Scholars like **Al-Khwarizmi** made major contributions to the development of algebra throughout the Islamic Golden Age (**8th** to **14th** **century**). Al-Khwarizmi established fundamental algebraic principles and processes in his foundational book, “**Kitab al-Mukhtasar fi Hisab al-Jabr wal-Muqabala”** (The Compendious Book on Calculation by Completion and Balancing). **Algebra** had its roots in this work, even if the notation was mostly **verbal** rather than **symbolic**.

### The Origins of Symbolic Writing

During this time, there occurred a transition from mostly verbal to **primarily** **symbolic** **modes** of **communication**. At first, these signs were quite simple, and they were used to represent numbers and operations in a **haphazard** **fashion**. Eventually, though, academics standardized on a single method, laying the groundwork for the symbolic language used in **contemporary** **algebra**.

### Introduction of the Hindu-Arabic Numeral System Due to Fibonacci

**Fibonacci**, an Italian** mathematician**, published “**Liber** **Abaci**” **(The Book of Calculation)** in the 13th century, which is often credited for bringing Hindu-Arabic numbers to Europe. The introduction of zero and the ability to do more sophisticated calculations sparked a **mathematical revolution** in **Europe**, leading to the emergence of new, more abstract ideas like the foundations of **algebraic** **notation**.
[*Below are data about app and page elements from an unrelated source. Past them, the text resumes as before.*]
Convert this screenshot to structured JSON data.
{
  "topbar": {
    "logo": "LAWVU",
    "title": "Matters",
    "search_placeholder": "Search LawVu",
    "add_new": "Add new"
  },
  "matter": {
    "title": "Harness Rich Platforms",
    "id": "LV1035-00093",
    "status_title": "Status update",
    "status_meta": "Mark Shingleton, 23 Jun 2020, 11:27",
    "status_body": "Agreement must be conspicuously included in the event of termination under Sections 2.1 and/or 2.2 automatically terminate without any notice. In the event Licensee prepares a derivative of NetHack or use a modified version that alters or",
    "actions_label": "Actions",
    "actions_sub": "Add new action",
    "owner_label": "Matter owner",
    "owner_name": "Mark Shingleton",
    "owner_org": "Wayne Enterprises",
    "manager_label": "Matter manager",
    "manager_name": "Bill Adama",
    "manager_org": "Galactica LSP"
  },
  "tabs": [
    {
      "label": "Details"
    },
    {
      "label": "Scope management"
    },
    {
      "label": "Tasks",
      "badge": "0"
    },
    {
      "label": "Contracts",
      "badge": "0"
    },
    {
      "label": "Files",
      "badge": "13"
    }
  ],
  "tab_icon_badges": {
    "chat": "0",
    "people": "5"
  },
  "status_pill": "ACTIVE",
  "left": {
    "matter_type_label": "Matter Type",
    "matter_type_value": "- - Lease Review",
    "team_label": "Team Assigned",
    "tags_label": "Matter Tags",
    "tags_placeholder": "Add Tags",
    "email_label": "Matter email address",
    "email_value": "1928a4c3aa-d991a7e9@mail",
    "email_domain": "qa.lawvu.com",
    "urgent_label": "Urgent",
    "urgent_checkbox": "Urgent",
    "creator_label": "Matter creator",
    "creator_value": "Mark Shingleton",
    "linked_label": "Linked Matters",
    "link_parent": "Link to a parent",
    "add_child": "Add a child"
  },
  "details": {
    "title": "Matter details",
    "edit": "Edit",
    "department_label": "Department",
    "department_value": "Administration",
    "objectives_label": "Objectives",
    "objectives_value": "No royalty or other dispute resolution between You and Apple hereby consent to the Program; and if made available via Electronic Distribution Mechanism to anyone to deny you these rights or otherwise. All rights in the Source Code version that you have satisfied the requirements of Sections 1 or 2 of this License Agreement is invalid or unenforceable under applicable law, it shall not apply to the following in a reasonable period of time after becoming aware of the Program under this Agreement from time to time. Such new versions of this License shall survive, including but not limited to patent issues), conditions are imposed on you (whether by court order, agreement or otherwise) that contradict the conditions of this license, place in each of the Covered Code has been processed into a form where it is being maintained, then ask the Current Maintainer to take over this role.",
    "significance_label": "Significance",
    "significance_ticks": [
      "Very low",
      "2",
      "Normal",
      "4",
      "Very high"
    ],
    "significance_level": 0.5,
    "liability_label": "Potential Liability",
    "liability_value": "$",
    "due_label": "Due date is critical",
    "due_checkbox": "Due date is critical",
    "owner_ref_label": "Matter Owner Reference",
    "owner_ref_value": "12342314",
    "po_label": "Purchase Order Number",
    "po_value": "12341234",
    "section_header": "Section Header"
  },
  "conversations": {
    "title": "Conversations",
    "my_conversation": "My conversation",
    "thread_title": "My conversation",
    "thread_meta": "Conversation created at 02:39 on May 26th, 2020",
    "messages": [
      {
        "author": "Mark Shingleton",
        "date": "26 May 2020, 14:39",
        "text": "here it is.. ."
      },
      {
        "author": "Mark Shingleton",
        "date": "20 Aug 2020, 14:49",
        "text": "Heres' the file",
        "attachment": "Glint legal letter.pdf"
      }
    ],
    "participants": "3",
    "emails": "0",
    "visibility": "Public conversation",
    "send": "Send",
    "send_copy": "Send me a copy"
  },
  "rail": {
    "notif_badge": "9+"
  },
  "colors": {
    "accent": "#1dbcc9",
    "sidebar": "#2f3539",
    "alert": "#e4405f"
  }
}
### The Development of Notation in the Later Middle Ages

As the **Middle** **Ages** neared their end, conditions improved for the development of algebraic notation. Beginning in the Middle Ages, **European** **scientists** started to substitute symbols for words in **mathematical literature**. This trend continued into the Renaissance.

**Notation** for **algebra** that uses symbols for both known and unknown numbers and operations emerged around this time, paving the way for algebra’s meteoric rise in popularity throughout the Renaissance and beyond.

## Symbolic Algebra’s Early Beginnings in the Renaissance

The usage of symbols really took off during the Renaissance, which saw a revival of scientific and** mathematical investigation**. European scientists like François Viète, a French **mathematician** widely regarded as the forefather of modern **algebraic** **notation**, led a revolution in the **15th** and **16th centuries** that saw the increasing introduction of letters into **mathematical discourse**.

### The Rise of Literal Notation: François Viète

Important progress toward the systematic use of letters in **mathematics** was achieved by **François Viète** in the late **16th** **century**. Viète proposed a system in which vowels indicated gaps in knowledge and consonants indicated certainties. This notational technique significantly paved the path for the advancement of algebra by making it easier to describe and solve equations.

### Cartesian coordinates, invented by René Descartes.

René Descartes, a famous French **mathematician** and **philosopher**, introduced a breakthrough idea known as the **Cartesian coordinate system** in the **17th** **century**. This system, which combined algebra and geometry, expanded the role of letters in **mathematics** by using them to stand in for **coordinates** and **constants**.

## Improvements in Precision and Uniformity During the Enlightenment Era

The refinement and standardization of the use of letters in** mathematics** occurred when the globe entered the **Age** **of Enlightenment**. The development of calculus owes much to the work of Isaac Newton and Gottfried Wilhelm Leibniz, who used the notation of letters to represent **variables** and **constants**.

### Euler, the Notational Guru

The **Swiss mathematician Leonhard Euler**, who lived in the **18th** **century**, became an influential influence in the evolution of **mathematical notation**. Among the many notational standards that Euler created and made widespread use of were the symbols e for the natural logarithm’s base and i for the imaginary unit. The fabric of **mathematical notation** bears the indelible imprint of his many contributions.